Scheme of the phenylpropanoid pathway. Direct interactions between particular biosynthetic enzymes, demonstrated by means of co-immunoprecipitation, BiFC or FRET, are illustrated by red arrows. Discontinuous lines indicate that certain steps along the pathway are not included in the figure. The enzymes are: PAL, phenylalanine ammonia-lyase; C4H, cinnamic acid 4-hydroxylase; 4CL, 4-coumarate:CoA ligase; CCR, cinnamoyl CoA reductase; CAD, cinnamoyl alcohol dehydrogenase; PER/LAC, peroxidase/laccase; HCT, shikimate hydroxycinnamoyl transferase; C3H/C4H, 4-coumarylshikimate 3-hydroxylase/cinnamate 4-hydroxylase; CHS, chalcone synthase; CHR, chalcone reductase; CHI, chalcone isomerase; IFS, isoflavone synthase; IOMT, isoflavone O-methyltransferase; HID, hydroxyisoflavanone dehydratase; F3H, flavanone 3 hydroxylase; DFR, dihydroflavonol 4-reductase; FNSII, flavanone synthase II; FLS, flavonol synthase.
FIGURE 2
FIGURE 2
Transport of phenylpropanoids across biological membranes, by three different mechanisms: (i) vesicle trafficking, (ii) gluthatione S-transferases (GSTs)-supported, and (iii) membrane transporters. Membrane transporters are distinguished by respective colours, as involved in intracellular transport (red), intercellular transport (blue), and extracellular transport (green). CW, cell wall; PM, plasma membrane; ER, endoplasmic reticulum; N, nucleus; V, vacuole; TGN, trans-Golgi network; PVC, pre-vacuolar compartment; PBE, phenylpropanoid biosynthetic enzymes; PER/LAC, peroxidase/laccase; VSR, vacuolar sorting receptor; GST, glutathione S-transferase; GSH, glutathione.
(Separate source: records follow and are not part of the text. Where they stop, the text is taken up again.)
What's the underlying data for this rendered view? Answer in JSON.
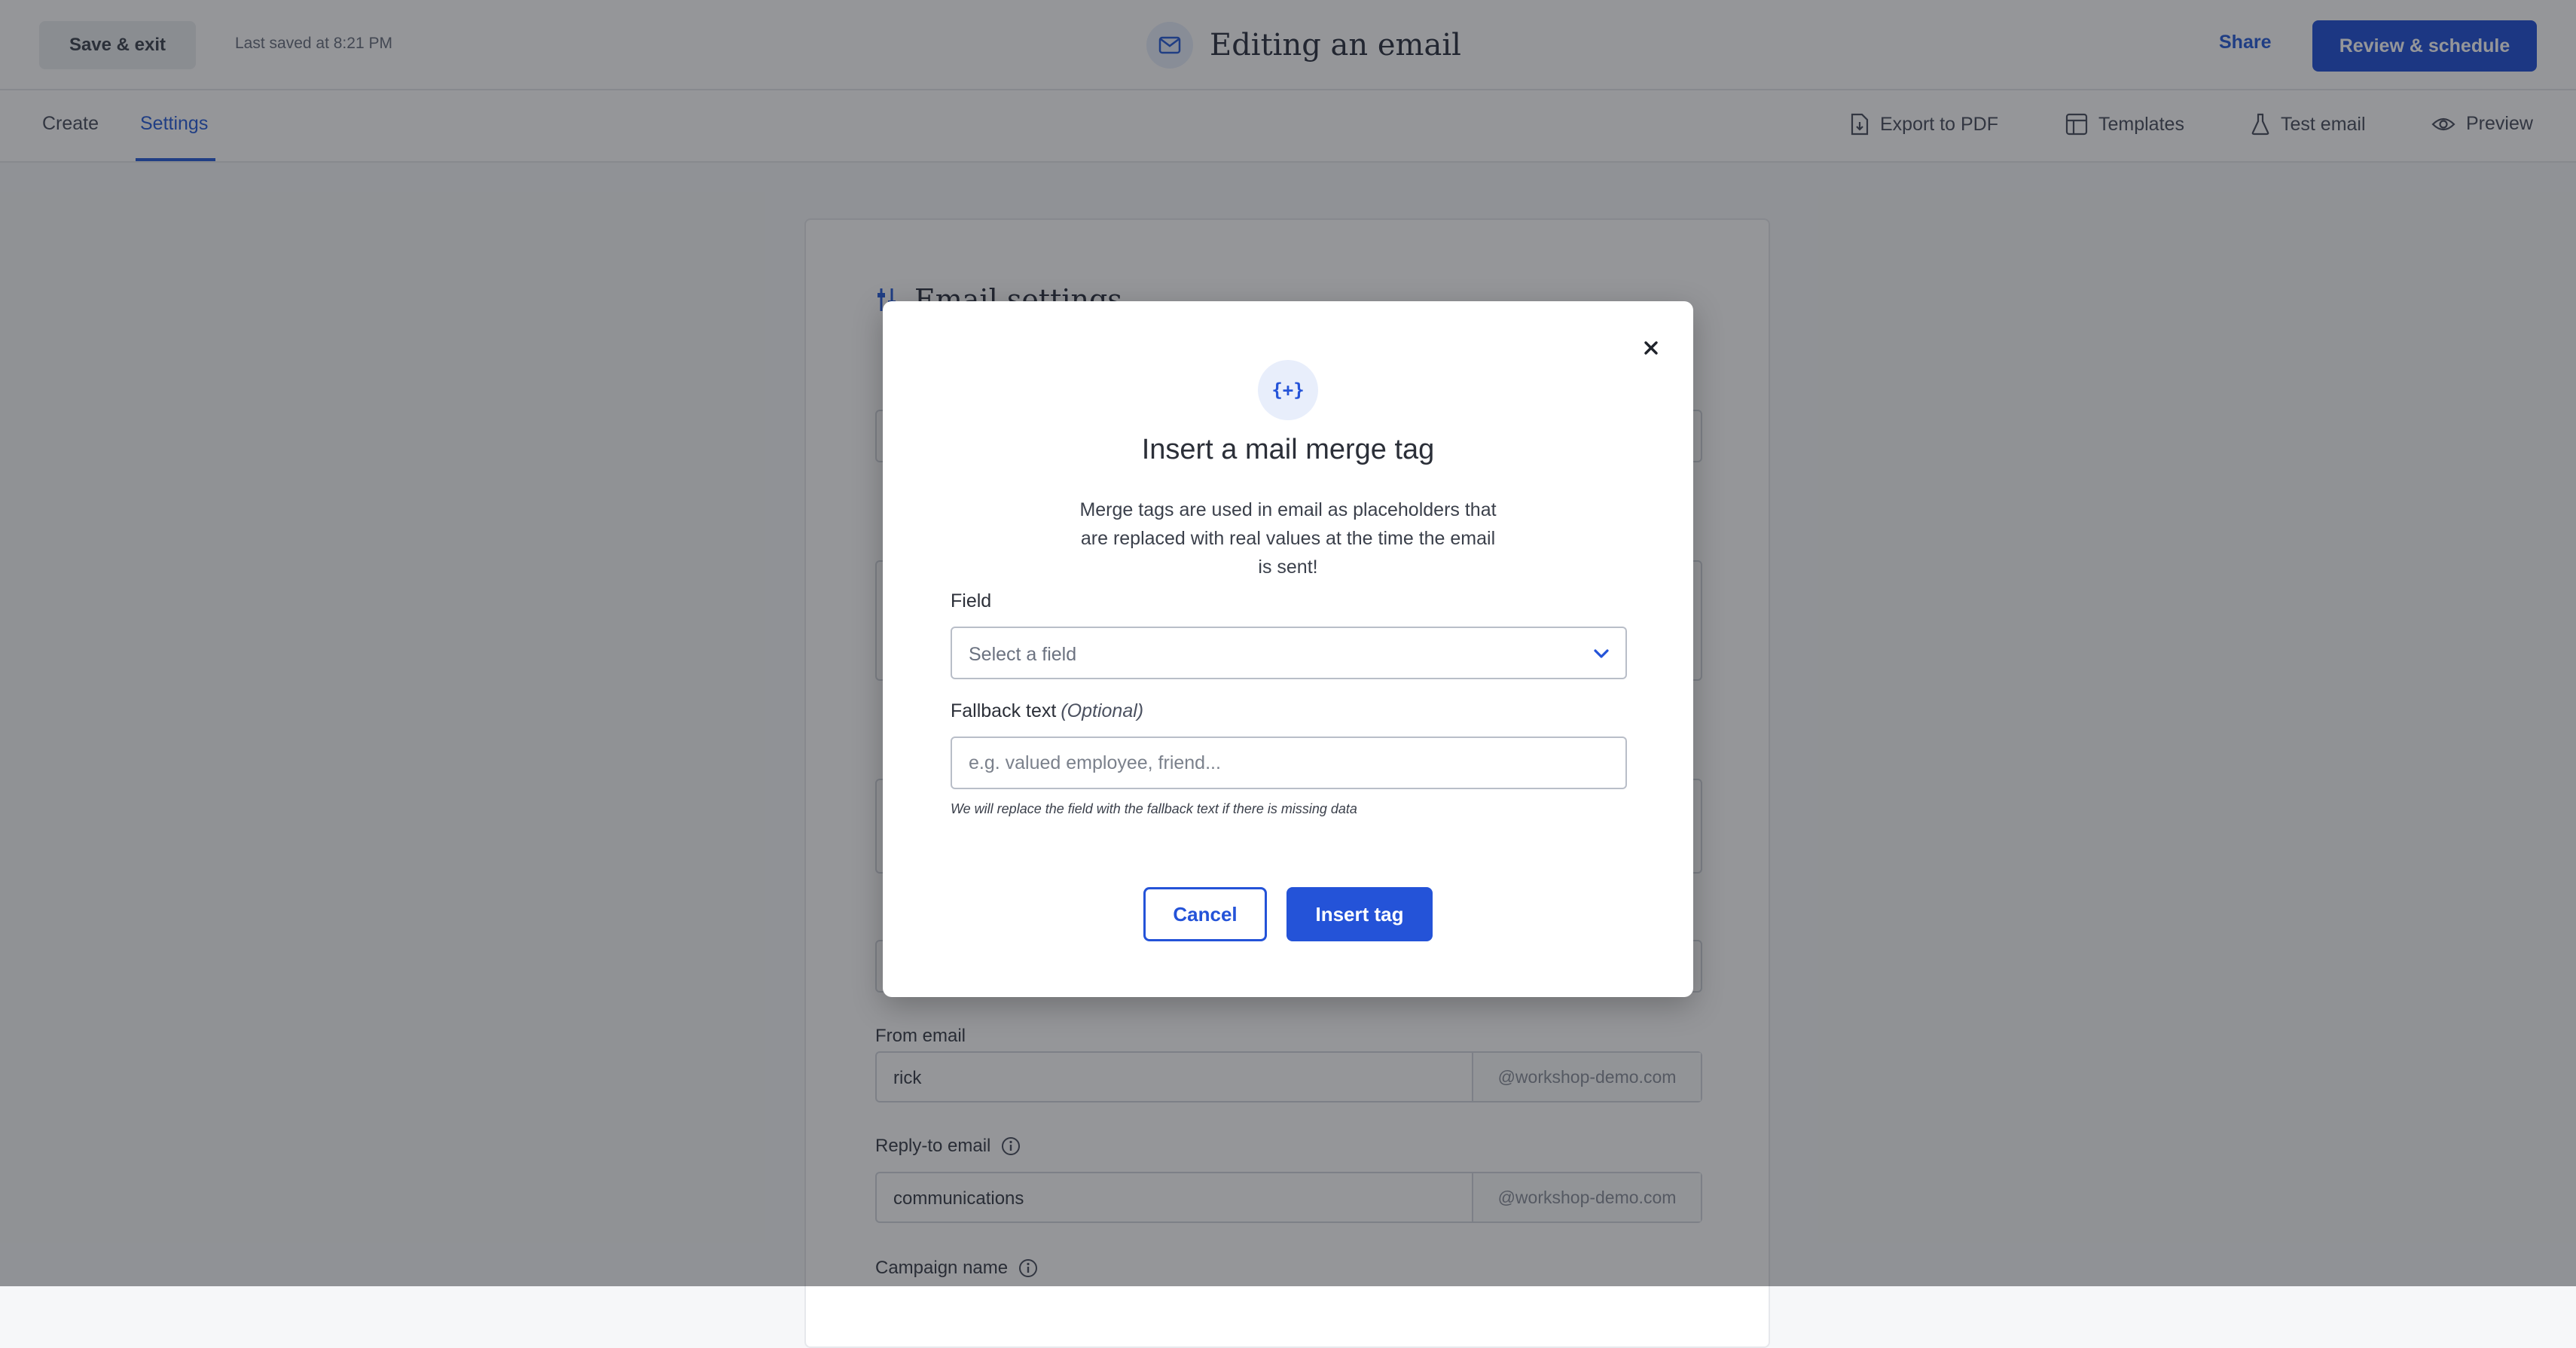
{
  "header": {
    "save_exit_label": "Save & exit",
    "last_saved": "Last saved at 8:21 PM",
    "title": "Editing an email",
    "title_icon": "mail-icon",
    "share_label": "Share",
    "review_label": "Review & schedule"
  },
  "subnav": {
    "tabs": [
      {
        "label": "Create",
        "active": false
      },
      {
        "label": "Settings",
        "active": true
      }
    ],
    "tools": [
      {
        "label": "Export to PDF",
        "icon": "file-export-icon"
      },
      {
        "label": "Templates",
        "icon": "templates-icon"
      },
      {
        "label": "Test email",
        "icon": "flask-icon"
      },
      {
        "label": "Preview",
        "icon": "eye-icon"
      }
    ]
  },
  "settings": {
    "heading": "Email settings",
    "from_email": {
      "label": "From email",
      "value": "rick",
      "suffix": "@workshop-demo.com"
    },
    "reply_to": {
      "label": "Reply-to email",
      "value": "communications",
      "suffix": "@workshop-demo.com"
    },
    "campaign_name": {
      "label": "Campaign name"
    }
  },
  "modal": {
    "icon_text": "{+}",
    "title": "Insert a mail merge tag",
    "description": "Merge tags are used in email as placeholders that are replaced with real values at the time the email is sent!",
    "field_label": "Field",
    "field_placeholder": "Select a field",
    "fallback_label": "Fallback text",
    "fallback_optional": "(Optional)",
    "fallback_placeholder": "e.g. valued employee, friend...",
    "fallback_hint": "We will replace the field with the fallback text if there is missing data",
    "cancel_label": "Cancel",
    "insert_label": "Insert tag"
  },
  "colors": {
    "accent": "#2453d8",
    "overlay": "rgba(20,22,28,0.45)"
  }
}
Similar articles

See all similar articles

Cited by 2 PubMed Central articles

References

    1. Achnine L., Blancaflor E. B., Rasmussen S., Dixon R. A. (2004). Colocalization of L-phenylalanine ammonia-lyase and cinnamate 4-hydroxylase for metabolic channeling in phenylpropanoid biosynthesis. Plant Cell 6 3098–3109. 10.1105/tpc.104.024406 - DOI - PMC - PubMed
    1. Adebesin F., Widhalm J. R., Boachon B., Lefèvre F., Pierman B., Lynch J. H., et al. (2017). Emission of volatile organic compounds from petunia flowers is facilitated by an ABC transporter. Science 30 1386–1388. 10.1126/science.aan0826 - DOI - PubMed
    1. Alejandro S., Lee Y., Tohge T., Sudre D., Osorio S., Park J., et al. (2012). AtABCG29 is a monolignol transporter involved in lignin biosynthesis. Curr. Biol. 10 1207–1212. 10.1016/j.cub.2012.04.064 - DOI - PubMed
    1. Banasiak J., Biala W., Staszkow A., Swarcewicz B., Kepczynska E., Figlerowicz M., et al. (2013). A Medicago truncatula ABC transporter belonging to subfamily G modulates the level of isoflavonoids. J. Exp. Bot. 64 1005–1015. 10.1093/jxb/ers380 - DOI - PubMed
    1. Bassard J. E., Halkier B. A. (2018). How to prove the existence of metabolons? Phytochem. Rev. 17 211–227. 10.1007/s11101-017-9509-1 - DOI - PMC - PubMed

LinkOut - more resources

Feedback